What the exercise asks: Look through the records below and state how many lines carry the string "channel", adding nothing.

Data to process:
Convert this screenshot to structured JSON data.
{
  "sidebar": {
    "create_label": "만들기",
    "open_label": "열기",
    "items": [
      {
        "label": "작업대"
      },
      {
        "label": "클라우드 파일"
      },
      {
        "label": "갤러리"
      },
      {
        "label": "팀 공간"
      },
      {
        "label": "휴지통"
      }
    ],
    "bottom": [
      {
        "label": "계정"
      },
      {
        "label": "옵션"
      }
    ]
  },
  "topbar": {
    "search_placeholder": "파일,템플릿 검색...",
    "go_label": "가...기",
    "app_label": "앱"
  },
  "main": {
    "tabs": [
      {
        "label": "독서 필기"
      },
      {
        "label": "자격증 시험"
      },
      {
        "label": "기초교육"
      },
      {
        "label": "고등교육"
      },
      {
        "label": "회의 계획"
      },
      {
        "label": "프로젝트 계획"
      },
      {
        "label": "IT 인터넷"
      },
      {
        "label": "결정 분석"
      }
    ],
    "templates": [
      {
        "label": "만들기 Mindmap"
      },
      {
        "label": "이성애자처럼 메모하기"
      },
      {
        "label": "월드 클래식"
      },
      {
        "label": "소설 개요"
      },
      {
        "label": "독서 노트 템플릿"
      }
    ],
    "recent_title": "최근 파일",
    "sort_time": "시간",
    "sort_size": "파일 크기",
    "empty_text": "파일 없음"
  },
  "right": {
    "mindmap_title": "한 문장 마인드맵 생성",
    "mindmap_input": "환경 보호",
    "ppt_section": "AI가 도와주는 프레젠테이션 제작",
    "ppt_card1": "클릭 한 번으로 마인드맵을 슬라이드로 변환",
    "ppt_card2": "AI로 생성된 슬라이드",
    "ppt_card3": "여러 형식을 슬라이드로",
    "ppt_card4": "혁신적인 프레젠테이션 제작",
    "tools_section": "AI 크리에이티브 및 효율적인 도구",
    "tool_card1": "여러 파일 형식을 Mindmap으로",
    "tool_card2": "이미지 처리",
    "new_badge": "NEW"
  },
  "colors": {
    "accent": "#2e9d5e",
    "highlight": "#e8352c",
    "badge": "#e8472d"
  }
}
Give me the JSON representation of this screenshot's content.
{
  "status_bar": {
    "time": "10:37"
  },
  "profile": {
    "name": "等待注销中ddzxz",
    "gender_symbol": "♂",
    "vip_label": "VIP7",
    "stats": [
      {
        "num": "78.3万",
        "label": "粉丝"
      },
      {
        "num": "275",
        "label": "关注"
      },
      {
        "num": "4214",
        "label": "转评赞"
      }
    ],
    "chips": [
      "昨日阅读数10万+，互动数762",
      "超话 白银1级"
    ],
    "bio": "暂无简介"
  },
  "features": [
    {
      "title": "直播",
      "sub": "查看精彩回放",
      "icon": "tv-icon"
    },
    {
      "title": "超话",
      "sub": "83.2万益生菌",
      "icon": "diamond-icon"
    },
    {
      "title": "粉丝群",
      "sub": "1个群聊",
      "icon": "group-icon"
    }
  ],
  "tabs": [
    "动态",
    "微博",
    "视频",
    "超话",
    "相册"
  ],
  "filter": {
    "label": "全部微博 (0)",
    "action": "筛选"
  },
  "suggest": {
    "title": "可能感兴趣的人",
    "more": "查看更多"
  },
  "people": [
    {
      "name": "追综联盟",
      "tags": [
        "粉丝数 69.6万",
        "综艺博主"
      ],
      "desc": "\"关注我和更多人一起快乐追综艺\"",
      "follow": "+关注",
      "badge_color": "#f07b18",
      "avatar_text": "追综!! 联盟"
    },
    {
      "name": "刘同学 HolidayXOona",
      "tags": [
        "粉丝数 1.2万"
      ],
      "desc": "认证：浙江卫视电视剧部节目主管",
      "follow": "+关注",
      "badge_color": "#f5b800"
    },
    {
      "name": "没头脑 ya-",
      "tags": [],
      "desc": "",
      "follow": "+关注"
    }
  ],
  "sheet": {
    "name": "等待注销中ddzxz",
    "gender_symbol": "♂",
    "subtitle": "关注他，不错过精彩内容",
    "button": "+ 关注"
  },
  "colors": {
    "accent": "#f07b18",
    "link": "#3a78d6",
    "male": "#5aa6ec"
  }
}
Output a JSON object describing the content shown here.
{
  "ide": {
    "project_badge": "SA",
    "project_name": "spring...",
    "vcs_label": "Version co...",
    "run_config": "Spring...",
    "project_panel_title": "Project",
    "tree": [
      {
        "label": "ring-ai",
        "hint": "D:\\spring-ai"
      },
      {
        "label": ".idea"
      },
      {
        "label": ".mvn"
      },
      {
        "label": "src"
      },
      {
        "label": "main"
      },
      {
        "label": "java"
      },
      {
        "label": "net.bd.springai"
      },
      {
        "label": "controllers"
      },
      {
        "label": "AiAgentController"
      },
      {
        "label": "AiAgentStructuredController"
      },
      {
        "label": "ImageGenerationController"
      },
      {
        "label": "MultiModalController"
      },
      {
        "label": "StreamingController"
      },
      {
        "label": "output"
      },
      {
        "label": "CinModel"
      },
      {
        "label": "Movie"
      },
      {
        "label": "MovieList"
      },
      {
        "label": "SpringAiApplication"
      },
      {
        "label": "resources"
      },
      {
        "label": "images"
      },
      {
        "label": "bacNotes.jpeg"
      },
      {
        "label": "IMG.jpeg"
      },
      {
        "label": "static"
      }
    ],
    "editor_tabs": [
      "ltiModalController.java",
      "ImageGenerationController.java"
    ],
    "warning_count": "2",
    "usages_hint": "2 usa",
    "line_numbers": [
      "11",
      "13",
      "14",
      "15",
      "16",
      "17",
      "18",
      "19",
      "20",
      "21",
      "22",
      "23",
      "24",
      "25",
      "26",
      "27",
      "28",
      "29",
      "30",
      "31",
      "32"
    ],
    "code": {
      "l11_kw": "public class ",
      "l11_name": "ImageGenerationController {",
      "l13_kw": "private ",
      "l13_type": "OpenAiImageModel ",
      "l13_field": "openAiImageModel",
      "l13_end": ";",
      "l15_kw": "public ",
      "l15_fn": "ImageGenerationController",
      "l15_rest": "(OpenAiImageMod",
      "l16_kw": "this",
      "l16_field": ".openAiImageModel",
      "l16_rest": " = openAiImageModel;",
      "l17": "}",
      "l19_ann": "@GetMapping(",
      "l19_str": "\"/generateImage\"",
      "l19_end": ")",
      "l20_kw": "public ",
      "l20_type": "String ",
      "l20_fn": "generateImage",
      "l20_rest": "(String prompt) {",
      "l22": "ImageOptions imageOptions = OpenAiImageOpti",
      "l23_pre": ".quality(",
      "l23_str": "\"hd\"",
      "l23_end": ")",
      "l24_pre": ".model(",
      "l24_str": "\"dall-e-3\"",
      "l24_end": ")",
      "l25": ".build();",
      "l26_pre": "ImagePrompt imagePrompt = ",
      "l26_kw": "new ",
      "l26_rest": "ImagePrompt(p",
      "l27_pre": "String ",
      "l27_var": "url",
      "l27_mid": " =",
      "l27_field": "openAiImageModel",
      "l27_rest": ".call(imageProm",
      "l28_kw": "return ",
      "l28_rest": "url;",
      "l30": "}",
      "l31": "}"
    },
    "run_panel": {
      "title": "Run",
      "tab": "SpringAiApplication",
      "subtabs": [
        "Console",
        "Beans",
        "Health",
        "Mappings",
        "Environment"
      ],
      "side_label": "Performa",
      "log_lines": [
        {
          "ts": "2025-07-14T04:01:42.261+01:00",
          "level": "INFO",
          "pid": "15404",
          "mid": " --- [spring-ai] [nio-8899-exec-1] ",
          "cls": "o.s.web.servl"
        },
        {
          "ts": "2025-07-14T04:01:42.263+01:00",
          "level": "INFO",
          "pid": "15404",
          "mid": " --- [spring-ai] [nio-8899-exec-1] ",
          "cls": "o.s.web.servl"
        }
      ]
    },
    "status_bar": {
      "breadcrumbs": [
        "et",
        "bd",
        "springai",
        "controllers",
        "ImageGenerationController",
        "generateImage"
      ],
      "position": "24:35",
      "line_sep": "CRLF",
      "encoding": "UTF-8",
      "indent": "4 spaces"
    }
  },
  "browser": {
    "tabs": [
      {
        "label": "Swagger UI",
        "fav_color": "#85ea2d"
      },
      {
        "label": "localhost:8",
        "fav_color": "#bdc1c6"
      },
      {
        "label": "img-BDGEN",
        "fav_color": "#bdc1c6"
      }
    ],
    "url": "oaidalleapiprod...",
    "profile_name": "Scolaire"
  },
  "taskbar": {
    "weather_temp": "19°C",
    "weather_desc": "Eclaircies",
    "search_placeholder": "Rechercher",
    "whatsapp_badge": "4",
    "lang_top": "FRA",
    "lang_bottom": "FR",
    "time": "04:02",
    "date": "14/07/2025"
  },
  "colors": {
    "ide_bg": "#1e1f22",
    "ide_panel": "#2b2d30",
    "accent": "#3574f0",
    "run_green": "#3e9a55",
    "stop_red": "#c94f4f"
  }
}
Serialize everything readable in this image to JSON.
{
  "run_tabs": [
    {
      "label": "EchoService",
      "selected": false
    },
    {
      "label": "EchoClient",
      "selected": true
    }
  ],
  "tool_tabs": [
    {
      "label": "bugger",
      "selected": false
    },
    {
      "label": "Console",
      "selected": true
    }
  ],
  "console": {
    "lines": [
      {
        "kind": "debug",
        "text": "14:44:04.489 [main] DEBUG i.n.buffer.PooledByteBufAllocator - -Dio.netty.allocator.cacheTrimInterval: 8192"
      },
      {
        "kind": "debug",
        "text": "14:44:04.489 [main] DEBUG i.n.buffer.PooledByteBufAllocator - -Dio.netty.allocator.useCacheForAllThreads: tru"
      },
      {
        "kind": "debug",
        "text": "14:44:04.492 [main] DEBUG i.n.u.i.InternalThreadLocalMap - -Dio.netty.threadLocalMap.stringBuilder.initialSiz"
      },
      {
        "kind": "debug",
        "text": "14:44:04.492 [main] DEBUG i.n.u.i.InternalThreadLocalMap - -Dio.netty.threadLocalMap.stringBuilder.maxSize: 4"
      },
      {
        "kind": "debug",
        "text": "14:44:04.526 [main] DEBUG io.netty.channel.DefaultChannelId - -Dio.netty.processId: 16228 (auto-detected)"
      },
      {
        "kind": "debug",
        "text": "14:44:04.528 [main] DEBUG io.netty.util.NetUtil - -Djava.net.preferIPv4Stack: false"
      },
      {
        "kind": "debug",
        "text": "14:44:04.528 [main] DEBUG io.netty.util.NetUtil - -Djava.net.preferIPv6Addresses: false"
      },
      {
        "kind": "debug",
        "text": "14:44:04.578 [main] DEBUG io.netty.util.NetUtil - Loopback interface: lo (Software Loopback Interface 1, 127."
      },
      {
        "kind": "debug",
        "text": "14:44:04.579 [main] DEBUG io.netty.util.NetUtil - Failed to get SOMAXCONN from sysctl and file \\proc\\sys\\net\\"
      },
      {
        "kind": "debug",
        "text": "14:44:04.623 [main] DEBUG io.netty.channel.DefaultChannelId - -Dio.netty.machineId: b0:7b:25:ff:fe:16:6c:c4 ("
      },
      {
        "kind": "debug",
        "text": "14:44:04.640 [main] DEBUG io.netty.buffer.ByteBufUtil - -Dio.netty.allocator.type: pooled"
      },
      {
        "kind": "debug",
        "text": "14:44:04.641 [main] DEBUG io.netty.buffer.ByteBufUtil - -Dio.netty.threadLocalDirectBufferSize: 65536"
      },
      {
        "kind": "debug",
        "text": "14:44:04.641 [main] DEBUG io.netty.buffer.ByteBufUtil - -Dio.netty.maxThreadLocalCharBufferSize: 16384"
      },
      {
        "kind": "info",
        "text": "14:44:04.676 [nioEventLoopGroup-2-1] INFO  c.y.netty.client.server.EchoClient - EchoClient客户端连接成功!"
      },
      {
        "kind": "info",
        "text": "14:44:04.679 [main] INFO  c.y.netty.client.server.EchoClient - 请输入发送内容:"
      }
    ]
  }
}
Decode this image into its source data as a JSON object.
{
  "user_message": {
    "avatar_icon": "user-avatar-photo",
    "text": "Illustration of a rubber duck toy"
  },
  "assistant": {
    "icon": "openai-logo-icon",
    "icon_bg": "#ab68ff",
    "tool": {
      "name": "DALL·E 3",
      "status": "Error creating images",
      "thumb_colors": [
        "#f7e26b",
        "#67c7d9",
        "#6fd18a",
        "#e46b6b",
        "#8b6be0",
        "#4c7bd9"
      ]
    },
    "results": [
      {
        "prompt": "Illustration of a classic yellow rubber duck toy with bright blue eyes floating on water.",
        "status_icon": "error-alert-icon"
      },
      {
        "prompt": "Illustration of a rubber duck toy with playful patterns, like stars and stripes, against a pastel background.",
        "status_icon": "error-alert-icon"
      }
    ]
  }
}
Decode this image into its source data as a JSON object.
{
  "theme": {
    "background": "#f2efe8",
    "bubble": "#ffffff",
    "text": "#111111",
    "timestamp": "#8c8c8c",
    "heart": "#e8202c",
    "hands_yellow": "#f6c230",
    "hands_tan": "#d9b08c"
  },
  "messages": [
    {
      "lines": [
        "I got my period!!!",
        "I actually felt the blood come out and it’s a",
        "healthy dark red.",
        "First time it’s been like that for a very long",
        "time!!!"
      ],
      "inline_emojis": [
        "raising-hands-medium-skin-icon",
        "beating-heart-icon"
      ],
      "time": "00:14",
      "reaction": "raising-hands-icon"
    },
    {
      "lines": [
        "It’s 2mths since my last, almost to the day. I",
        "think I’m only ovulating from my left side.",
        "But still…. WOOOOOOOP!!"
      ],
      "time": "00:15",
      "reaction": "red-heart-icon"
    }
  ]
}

Solution to this problem: 2